Pick every line from the data below that contains the string "title" and copy it.

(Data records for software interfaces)

━━━━━━━━━━

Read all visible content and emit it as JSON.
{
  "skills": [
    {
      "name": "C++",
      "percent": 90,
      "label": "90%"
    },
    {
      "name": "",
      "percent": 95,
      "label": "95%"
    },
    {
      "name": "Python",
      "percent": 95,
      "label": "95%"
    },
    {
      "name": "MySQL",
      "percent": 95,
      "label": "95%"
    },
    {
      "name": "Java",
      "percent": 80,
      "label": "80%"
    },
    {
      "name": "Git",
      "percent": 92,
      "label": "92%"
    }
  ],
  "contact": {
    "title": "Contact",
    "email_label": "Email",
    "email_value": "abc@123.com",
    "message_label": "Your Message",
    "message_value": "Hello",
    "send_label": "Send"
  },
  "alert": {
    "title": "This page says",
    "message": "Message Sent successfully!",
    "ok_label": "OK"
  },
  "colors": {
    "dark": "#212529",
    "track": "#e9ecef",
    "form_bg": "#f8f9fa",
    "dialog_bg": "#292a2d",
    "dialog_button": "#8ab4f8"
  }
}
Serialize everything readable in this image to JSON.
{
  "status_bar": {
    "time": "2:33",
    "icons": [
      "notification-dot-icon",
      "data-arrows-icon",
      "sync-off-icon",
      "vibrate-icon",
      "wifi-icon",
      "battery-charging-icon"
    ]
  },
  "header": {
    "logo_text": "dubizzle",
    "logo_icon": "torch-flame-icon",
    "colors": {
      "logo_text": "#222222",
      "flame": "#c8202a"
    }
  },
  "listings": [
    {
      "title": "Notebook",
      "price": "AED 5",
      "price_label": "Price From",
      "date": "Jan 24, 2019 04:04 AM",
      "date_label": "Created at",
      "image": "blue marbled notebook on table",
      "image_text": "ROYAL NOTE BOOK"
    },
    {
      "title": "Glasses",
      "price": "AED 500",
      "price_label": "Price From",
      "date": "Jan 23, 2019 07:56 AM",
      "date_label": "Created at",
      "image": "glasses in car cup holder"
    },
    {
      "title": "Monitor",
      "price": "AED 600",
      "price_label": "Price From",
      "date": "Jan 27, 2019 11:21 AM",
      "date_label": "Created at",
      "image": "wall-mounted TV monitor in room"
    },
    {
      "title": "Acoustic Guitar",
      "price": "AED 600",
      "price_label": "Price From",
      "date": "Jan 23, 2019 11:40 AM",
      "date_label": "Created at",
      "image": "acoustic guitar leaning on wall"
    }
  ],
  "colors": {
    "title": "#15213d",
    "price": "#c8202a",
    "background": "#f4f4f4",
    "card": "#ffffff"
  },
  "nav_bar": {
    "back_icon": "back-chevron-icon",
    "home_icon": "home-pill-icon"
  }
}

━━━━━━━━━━

Completed task:
    "title": "Contact",
    "title": "This page says",
      "title": "Notebook",
      "title": "Glasses",
      "title": "Monitor",
      "title": "Acoustic Guitar",
    "title": "#15213d",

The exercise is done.